What you give back should match the entries below character for character.
━━━━━ Exercise input ━━━━━
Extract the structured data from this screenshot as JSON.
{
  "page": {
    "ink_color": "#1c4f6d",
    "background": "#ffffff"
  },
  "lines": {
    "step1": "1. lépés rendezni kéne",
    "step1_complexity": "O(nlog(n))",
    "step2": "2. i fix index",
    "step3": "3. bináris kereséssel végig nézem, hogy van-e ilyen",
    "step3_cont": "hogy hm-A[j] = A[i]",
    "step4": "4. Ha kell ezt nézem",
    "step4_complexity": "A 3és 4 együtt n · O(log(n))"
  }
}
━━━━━
Solution for this task:
Extract the structured data from this screenshot as JSON.
{
  "page": {
    "ink_color": "#1c4f6d",
    "background": "#ffffff"
  },
  "lines": {
    "step1": "1. lépés rendezni kéne",
    "step1_complexity": "O(nlog(n))",
    "step2": "2. i fix index",
    "step3": "3. bináris kereséssel végig nézem, hogy van-e ilyen",
    "step3_cont": "hogy hm-A[j] = A[i]",
    "step4": "4. Ha kell ezt nézem",
    "step4_complexity": "A 3és 4 együtt n · O(log(n))"
  }
}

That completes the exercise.